Researchers learned that the cancer-fighting drug improves the connections between neurons and boosts their ability to create memories. They also learned that the lab rats remembered music, and were "tuned in" to certain acoustic signals.

Lead author Kasia M. Bieszczad is an assistant professor in Behavioral and Systems Neuroscience at Rutgers. She said that the new type of treatment could be used to treat cochlear implant patients.

The drug therapy could also benefit language learning. That includes people learning to speak again after an injury or disease, or people trying to pick up a second language, according to Science World Report.      

The rats' being able to "tune in" explains the possible applications for human speech and language.
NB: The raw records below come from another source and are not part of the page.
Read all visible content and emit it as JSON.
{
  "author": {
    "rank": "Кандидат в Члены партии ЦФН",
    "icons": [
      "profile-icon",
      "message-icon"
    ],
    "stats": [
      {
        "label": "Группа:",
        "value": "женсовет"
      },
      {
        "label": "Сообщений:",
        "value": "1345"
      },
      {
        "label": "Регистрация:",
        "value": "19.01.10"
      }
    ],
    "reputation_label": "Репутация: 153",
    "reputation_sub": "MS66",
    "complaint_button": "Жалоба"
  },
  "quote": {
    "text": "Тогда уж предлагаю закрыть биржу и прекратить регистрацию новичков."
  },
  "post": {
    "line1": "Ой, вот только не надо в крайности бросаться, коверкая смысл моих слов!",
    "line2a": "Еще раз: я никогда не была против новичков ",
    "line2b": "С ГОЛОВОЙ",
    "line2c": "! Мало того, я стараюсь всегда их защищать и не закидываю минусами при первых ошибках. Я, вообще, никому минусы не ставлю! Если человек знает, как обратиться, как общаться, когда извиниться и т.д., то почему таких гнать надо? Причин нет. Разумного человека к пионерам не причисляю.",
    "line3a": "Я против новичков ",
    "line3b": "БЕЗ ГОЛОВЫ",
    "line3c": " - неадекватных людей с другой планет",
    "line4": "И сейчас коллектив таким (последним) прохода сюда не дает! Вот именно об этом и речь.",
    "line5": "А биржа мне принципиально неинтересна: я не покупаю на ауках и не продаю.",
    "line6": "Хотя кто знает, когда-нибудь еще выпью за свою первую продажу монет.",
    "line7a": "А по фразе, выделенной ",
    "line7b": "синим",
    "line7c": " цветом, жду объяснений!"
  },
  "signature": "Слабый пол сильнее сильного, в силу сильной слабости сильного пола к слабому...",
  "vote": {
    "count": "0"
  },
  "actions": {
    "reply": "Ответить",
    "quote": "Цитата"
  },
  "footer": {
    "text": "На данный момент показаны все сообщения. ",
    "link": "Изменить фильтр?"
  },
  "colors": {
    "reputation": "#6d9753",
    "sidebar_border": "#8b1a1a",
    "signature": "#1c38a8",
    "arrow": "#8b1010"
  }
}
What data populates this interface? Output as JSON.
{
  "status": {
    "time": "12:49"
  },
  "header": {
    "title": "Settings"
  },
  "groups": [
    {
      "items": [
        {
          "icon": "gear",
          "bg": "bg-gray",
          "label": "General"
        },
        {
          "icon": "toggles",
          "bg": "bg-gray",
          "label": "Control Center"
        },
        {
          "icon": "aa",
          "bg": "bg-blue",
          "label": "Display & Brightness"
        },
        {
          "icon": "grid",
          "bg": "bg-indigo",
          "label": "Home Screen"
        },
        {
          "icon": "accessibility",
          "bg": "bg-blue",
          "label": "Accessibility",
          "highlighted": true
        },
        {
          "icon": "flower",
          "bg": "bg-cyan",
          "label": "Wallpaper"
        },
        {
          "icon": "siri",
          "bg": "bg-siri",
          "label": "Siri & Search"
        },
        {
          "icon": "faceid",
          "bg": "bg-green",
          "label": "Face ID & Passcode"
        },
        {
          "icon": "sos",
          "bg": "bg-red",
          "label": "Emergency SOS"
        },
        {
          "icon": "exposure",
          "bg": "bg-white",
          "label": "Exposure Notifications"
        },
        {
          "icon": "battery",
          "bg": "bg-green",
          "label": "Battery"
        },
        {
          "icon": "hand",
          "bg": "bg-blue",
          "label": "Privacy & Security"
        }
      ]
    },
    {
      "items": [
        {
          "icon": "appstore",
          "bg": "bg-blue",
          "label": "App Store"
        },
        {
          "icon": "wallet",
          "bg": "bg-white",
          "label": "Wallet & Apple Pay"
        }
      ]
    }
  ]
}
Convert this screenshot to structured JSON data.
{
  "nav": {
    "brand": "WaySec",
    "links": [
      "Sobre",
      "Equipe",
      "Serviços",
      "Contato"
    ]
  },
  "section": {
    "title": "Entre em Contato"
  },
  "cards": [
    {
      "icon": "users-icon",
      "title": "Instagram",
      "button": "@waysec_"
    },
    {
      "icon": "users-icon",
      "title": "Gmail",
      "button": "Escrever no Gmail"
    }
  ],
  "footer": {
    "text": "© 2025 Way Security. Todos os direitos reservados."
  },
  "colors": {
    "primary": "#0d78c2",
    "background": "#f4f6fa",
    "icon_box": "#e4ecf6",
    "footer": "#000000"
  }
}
That is because the brain's ability to process and store key sounds is important for those activities, according to Futurity.org.

In the researcher's study the rodents' boosted processing of auditory data allowed their brains' neurons to regroup and make new pathways. That permitted more of their learning to become part of their long-term memory.

Bieszczad explained that people only remember certain details of an experience, and forget some things that are seen, heard, or felt. In the lab experiments the rats' memories became more like a snapshot of the real experience rather than being limited or incorrect.